The U.S. Dept. of Defense says employees who are absent because of "service in the uniformed services" for no more than 5 years have reemployment rights. If employees’ military service lasts one to 90 days, they should be reemployed in the job they would have held if they had remained continuously employed, or, if they are unable to because of disability incurred or aggravated by military service, in the nearest approximation to that position.
If employees have been gone 91 days or more,they should be reemployed in the job they would have held had they remained continuously employed, "or a position of like seniority status and pay," as long as they can qualify for the job after "reasonable efforts by the employer" to qualify them.
Employers should reinstate employees "back onto the seniority escalator at the point the person would have occupied if the person had remained continuously employed. The position may not necessarily be the same job the person previously held. Departing service members must be treated as if they are on a leave of absence. Consequently, while they are away, they must be entitled to participate in any rights and benefits not based on seniority that are available to employees on nonmilitary leaves of absence, whether paid or unpaid."
"A reemployed person must be treated as not having incurred a break in service with the employer maintaining a pension plan." Regarding health insurance coverage, "If a person’s health plan coverage would terminate because of an absence due to military service, the person may elect to continue the health plan coverage for up to 18 months…The person cannot be required to pay more than 102 percent of the full premium for the coverage."
Employees gone for 30 days or fewer do not have to pay more than the normal employee share of the premium.

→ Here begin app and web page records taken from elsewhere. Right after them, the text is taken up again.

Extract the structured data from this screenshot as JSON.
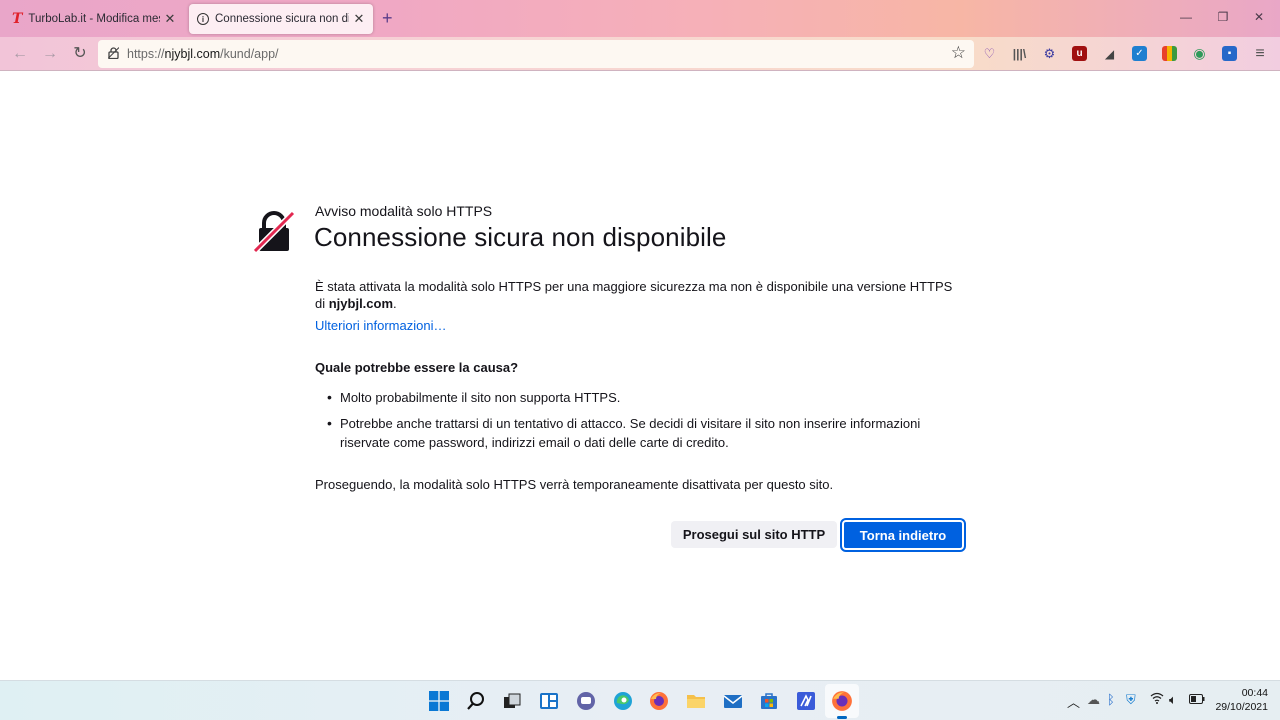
{
  "browser": {
    "tabs": [
      {
        "label": "TurboLab.it - Modifica messaggio",
        "favicon": "turbolab-t-icon",
        "active": false
      },
      {
        "label": "Connessione sicura non disponibile",
        "favicon": "info-icon",
        "active": true
      }
    ],
    "url": {
      "prefix": "https://",
      "domain": "njybjl.com",
      "path": "/kund/app/"
    }
  },
  "page": {
    "subtitle": "Avviso modalità solo HTTPS",
    "title": "Connessione sicura non disponibile",
    "intro_text": "È stata attivata la modalità solo HTTPS per una maggiore sicurezza ma non è disponibile una versione HTTPS di ",
    "intro_domain": "njybjl.com",
    "intro_end": ".",
    "learn_more": "Ulteriori informazioni…",
    "cause_heading": "Quale potrebbe essere la causa?",
    "causes": [
      "Molto probabilmente il sito non supporta HTTPS.",
      "Potrebbe anche trattarsi di un tentativo di attacco. Se decidi di visitare il sito non inserire informazioni riservate come password, indirizzi email o dati delle carte di credito."
    ],
    "continue_note": "Proseguendo, la modalità solo HTTPS verrà temporaneamente disattivata per questo sito.",
    "btn_continue_http": "Prosegui sul sito HTTP",
    "btn_go_back": "Torna indietro"
  },
  "taskbar": {
    "time": "00:44",
    "date": "29/10/2021"
  },
  "colors": {
    "accent": "#0061e0",
    "warning_slash": "#e22850"
  }
}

For more info., go to the Dept. of Defense DefenseLINK, www.defenselink.mil/.